The PRK (Refractive Photokeratectomy) is a technique performed using the Excimer laser. It was the first laser technique used in 1987 in the United States and 1993 in France to correct myopia. Today, it is still used in some cases.
What PRK is all about?
PRK consists in reshaping the cornea by applying the laser directly to the surface of the eye after having previously removed the superficial layer of the cornea (epithelium).
The operation is performed under topical anesthesia that is to say with simple drops of eye drops instilled a few seconds before the operation which will make the eye insensitive.

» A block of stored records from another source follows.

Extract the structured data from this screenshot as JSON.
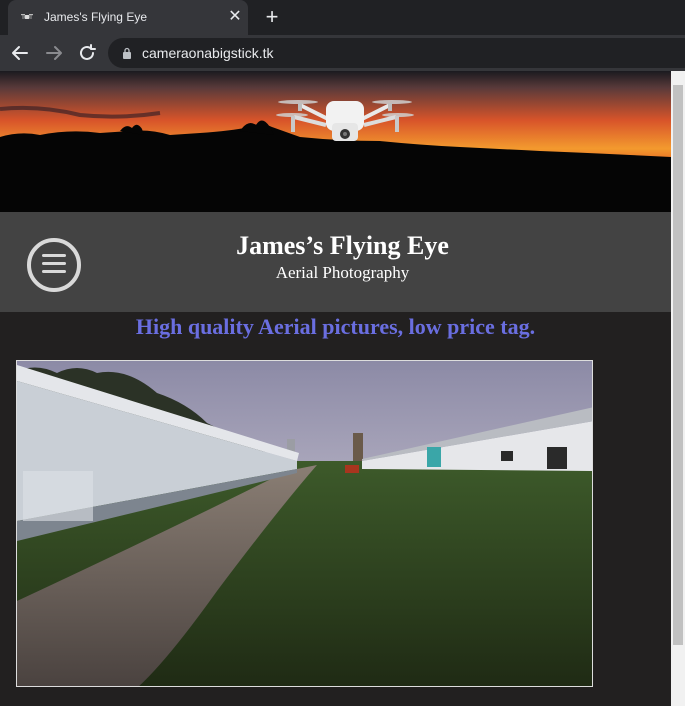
{
  "browser": {
    "tab": {
      "title": "James's Flying Eye",
      "close_glyph": "✕",
      "favicon": "drone-favicon-icon"
    },
    "new_tab_glyph": "+",
    "url": "cameraonabigstick.tk"
  },
  "site": {
    "title": "James’s Flying Eye",
    "subtitle": "Aerial Photography",
    "tagline": "High quality Aerial pictures, low price tag.",
    "tagline_color": "#6a6ee0",
    "header_bg": "#434343"
  }
}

It is therefore painless for the patient during the operation. Its duration is short (a few minutes).
The epithelium is first removed by scraping using a mechanical brush or using a controlled 30 ° alcohol solution. This then gives access to the Bowman membrane to which the Excimer laser will be applied with great precision. Each laser impact removes a 1/4 of a micron of corneal tissue over a diameter of 0.95 millimeters. The number of impacts is calculated by computer and varies according to the importance of the defect or defects to be corrected.
To correct myopia, the center of the cornea will be sculpted on a surface of 5 to 7 millimeters (optical zone). The cornea, which has become less bulging, allows light rays to focus precisely on the retina. Myopia is thus corrected.
PRK is effective in correcting low or medium myopia from -1 to -5 diopters, hyperopia from +1 to +3 diopters and astigmatism up to 3 diopters.
The advantage of the surface excimer laser remains the lack of realization of the corneal flap. The PRKCataract Surgery technique at kraff eye remains a solution if the cornea is too thin to be treated by LASIK or 100% laser LASIK or for professional aptitude needs or for sports or professions with potential contact with the eye. The postoperative period is longer than for LASIK, healing requires 3 to 7 days, visual recovery about a week, thus delaying the return to work.